JavaScript Tutorial
JS - Introduction JS - Basic JS - Placement JS - Output JS - Statements JS - Syntax JS - Variables JS - Comments JS - Data Types JS - Operators JS - Operator Precedence JS - Condition JS - Switch JS - Functions JS - Objects JS - Loops For JS - Loops While JS - Break JS - Strings JS - String Methods JS - Numbers JS - Number Methods JS - Arrays JS - Array Methods JS - Array Iteration JS - Events JS - Event Listener JS - Event Propagation JS - Date JS - Math JS - Random JS - Boolean JS - Type Conversion JS - RegExp JS - Exception JS - Scope JS - Debugging JS - Hoisting JS - Strict Mode JS - this Keyword JS - Mistakes JS - Best Practices JS - Performance JS - Form Validation JS - ES6 Features
JS Objects
Object Definitions Object Properties Object Methods Object Constructors Object Prototypes
JS Functions
Function Definitions Function Parameters Function Call Function Apply Function Closures
DOM Introduction DOM Methods DOM Selectors DOM HTML DOM CSS DOM Attributes DOM Navigation
JS Browser BOM
JS - Window JS - Screen JS - Location JS - History JS - Navigator JS - Popup Alert JS - Timing JS - Cookies
AJAX - Introduction AJAX - XMLHttp AJAX - Request AJAX - Response AJAX - PHP
JSON - Introduction JSON - Syntax JSON - Data Types JSON - Parse JSON - Stringify JSON - Objects JSON - Arrays JSON - PHP JSON - JSONP
JS References
JavaScript Reference JavaScript Methods HTML DOM Reference

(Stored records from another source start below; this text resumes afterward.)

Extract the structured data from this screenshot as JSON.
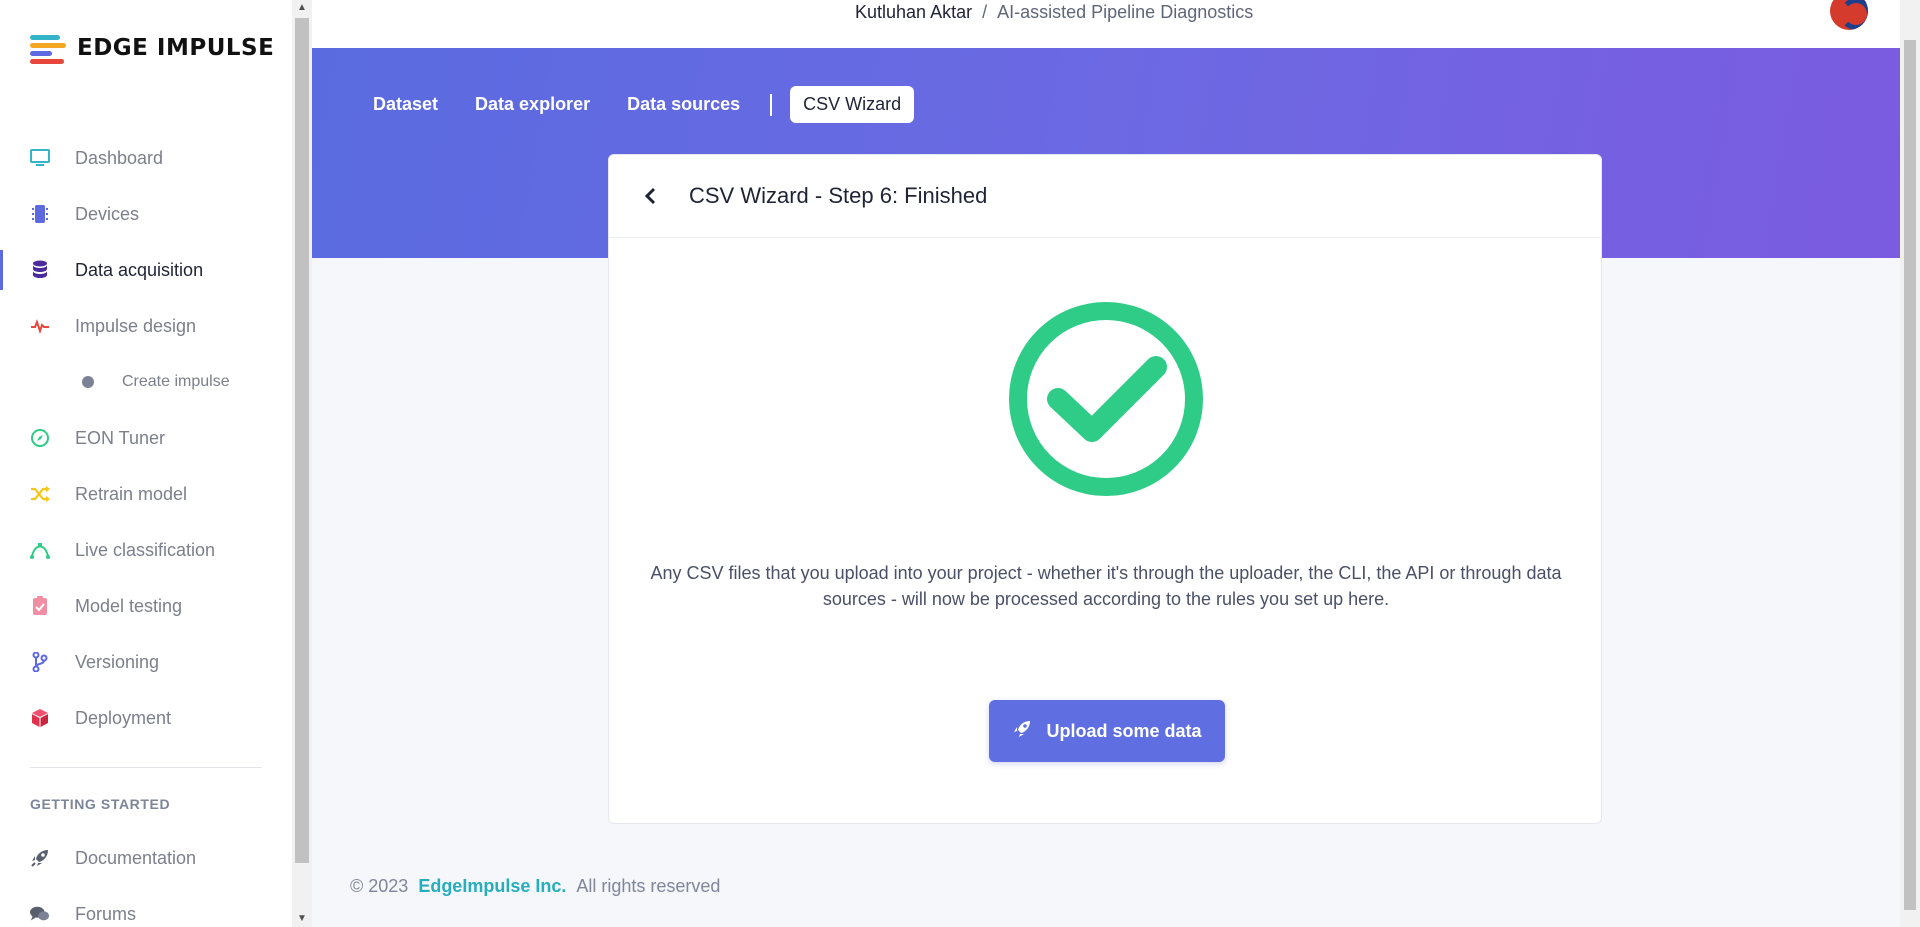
{
  "brand": {
    "name": "EDGE IMPULSE"
  },
  "header": {
    "owner": "Kutluhan Aktar",
    "separator": "/",
    "project": "AI-assisted Pipeline Diagnostics"
  },
  "sidebar": {
    "items": [
      {
        "label": "Dashboard",
        "icon": "monitor-icon"
      },
      {
        "label": "Devices",
        "icon": "chip-icon"
      },
      {
        "label": "Data acquisition",
        "icon": "database-icon"
      },
      {
        "label": "Impulse design",
        "icon": "pulse-icon"
      },
      {
        "label": "Create impulse",
        "icon": "dot-icon"
      },
      {
        "label": "EON Tuner",
        "icon": "compass-icon"
      },
      {
        "label": "Retrain model",
        "icon": "shuffle-icon"
      },
      {
        "label": "Live classification",
        "icon": "bezier-icon"
      },
      {
        "label": "Model testing",
        "icon": "clipboard-check-icon"
      },
      {
        "label": "Versioning",
        "icon": "branch-icon"
      },
      {
        "label": "Deployment",
        "icon": "cube-icon"
      }
    ],
    "section_title": "GETTING STARTED",
    "getting_started": [
      {
        "label": "Documentation",
        "icon": "rocket-icon"
      },
      {
        "label": "Forums",
        "icon": "chat-icon"
      }
    ]
  },
  "tabs": [
    {
      "label": "Dataset"
    },
    {
      "label": "Data explorer"
    },
    {
      "label": "Data sources"
    },
    {
      "label": "CSV Wizard"
    }
  ],
  "card": {
    "title": "CSV Wizard - Step 6: Finished",
    "description": "Any CSV files that you upload into your project - whether it's through the uploader, the CLI, the API or through data sources - will now be processed according to the rules you set up here.",
    "button_label": "Upload some data"
  },
  "footer": {
    "copyright": "© 2023",
    "company": "EdgeImpulse Inc.",
    "rights": "All rights reserved"
  },
  "colors": {
    "accent": "#5f6ee0",
    "success": "#2ecc87",
    "link": "#27aebd"
  }
}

AJAX - The XMLHttpRequest Object

The XMLHttpRequest object is used to exchange data with a server.

The XMLHttpRequest Object

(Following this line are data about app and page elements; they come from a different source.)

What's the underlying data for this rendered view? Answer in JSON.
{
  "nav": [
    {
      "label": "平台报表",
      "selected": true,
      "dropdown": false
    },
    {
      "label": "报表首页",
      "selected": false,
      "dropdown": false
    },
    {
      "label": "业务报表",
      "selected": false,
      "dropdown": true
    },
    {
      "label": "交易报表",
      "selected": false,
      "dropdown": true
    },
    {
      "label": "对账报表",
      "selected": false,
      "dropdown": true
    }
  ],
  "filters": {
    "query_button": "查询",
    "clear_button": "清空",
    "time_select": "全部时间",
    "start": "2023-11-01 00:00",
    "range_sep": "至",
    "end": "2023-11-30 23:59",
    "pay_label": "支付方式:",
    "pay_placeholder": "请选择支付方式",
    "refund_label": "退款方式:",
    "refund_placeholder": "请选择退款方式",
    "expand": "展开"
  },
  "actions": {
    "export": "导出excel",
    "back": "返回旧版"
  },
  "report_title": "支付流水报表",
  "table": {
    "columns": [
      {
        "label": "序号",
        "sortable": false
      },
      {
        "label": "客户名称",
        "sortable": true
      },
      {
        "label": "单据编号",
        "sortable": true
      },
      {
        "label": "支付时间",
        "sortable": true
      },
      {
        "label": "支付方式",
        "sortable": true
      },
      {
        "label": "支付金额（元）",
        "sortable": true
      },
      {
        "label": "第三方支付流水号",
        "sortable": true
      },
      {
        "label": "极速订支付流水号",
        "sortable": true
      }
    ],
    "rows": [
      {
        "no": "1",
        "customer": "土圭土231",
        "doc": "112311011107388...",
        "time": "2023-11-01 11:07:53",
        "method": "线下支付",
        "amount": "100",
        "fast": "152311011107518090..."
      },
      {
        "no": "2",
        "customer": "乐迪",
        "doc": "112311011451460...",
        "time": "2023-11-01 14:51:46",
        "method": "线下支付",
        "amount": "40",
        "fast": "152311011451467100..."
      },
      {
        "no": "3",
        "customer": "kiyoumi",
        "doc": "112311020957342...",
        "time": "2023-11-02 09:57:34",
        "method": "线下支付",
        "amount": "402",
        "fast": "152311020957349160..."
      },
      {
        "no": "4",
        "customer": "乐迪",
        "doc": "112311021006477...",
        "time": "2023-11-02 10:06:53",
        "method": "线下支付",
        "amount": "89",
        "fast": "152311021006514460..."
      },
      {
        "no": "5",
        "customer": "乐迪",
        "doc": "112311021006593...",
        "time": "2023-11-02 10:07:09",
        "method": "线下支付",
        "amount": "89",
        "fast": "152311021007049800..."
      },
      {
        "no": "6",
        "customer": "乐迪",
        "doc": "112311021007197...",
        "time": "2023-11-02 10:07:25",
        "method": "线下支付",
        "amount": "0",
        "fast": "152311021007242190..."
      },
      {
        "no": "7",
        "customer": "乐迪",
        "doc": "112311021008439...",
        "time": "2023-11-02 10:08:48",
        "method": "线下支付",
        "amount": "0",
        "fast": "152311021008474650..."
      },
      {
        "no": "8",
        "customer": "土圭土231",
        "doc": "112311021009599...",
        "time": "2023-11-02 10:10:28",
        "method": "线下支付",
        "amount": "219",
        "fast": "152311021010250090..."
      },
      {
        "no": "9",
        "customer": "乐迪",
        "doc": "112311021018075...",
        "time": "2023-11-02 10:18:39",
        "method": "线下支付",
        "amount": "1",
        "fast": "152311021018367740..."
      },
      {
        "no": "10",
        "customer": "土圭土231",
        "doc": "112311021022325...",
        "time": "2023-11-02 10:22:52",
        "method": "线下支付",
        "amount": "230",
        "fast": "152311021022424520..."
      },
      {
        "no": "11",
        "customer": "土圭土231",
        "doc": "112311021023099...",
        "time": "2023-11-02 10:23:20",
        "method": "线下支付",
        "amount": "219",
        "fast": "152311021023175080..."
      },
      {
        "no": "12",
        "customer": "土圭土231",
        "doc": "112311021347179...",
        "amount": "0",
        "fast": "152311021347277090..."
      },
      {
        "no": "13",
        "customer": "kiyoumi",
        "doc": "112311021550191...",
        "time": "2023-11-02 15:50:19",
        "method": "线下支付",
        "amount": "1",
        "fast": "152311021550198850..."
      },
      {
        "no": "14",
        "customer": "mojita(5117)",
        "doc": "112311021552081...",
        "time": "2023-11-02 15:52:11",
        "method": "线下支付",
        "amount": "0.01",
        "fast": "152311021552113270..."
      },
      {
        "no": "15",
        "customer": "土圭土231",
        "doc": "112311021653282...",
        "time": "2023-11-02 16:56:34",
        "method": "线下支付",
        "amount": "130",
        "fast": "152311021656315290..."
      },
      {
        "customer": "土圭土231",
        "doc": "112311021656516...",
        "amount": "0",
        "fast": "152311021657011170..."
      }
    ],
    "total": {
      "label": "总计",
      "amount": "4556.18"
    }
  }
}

All modern browsers (Chrome, Firefox, IE7+, Edge, Safari, Opera) have a built-in XMLHttpRequest object.

XMLHttpRequest allows web pages to be updated asynchronously by exchanging data with a web server behind the scenes.

You can retrieve data from a URL without having to do a full page refresh.

This enables a Web page to update just part of a page without disrupting what the user is doing.

Create an XMLHttpRequest Object

Before you perform AJAX communication between client and server, the first thing you must do is to instantiate an XMLHttpRequest object, as shown below:

var request = new XMLHttpRequest();
Run code

Cross-site XMLHttpRequest

For security reasons, modern browsers do not allow access across domains.

This means that both the web page and the requested file it tries to load, must be located on the same server.

The examples on Parrot-tutorial all open requested files located on the Parrot-tutorial domain.

If you want to use the example above on one of your own web pages, the requested files must be located on your own server.

Older Browsers (For IE 6 and older)

Old versions of Internet Explorer (6 and older) use an ActiveX object instead of the XMLHttpRequest object.

var request = new ActiveXObject("Microsoft.XMLHTTP");

To handle IE6 and older, check if the browser supports the XMLHttpRequest object, or else create an ActiveX object:

Run code

XMLHttpRequest Object Properties

The following table list all properties of the XMLHttpRequest Object:

Property Description
onreadystatechange Defines a function to be called when the readyState property changes
readyState Holds the status of the XMLHttpRequest:

0: request not initialized
1: server connection established
2: request received
3: processing request
4: request finished and response is ready
responseText Returns the response data as a string
responseXML Returns the response data as XML data
status Returns the status-number of a request:

200: "OK"
403: "Forbidden"
404: "Not Found"

For a complete list go to the HTTP Status Codes Reference
statusText Returns the status-text (e.g. "OK" or "Not Found")

XMLHttpRequest Object Methods

The following table list all methods of the XMLHttpRequest Object:

Method Description
new XMLHttpRequest() Creates a new XMLHttpRequest object
abort() Cancels the current request
getAllResponseHeaders() Returns header information
getResponseHeader() Returns specific header information
open(method, url, async) Specifies the request

method: the request type GET or POST
url: the file location
async: true (asynchronous) or false (synchronous)
send() Sends the request to the server
Used for GET requests
send(string) Sends the request to the server.
Used for POST requests
setRequestHeader(header, value) Sets HTTP headers to the request

header: specifies the header name
value: specifies the header value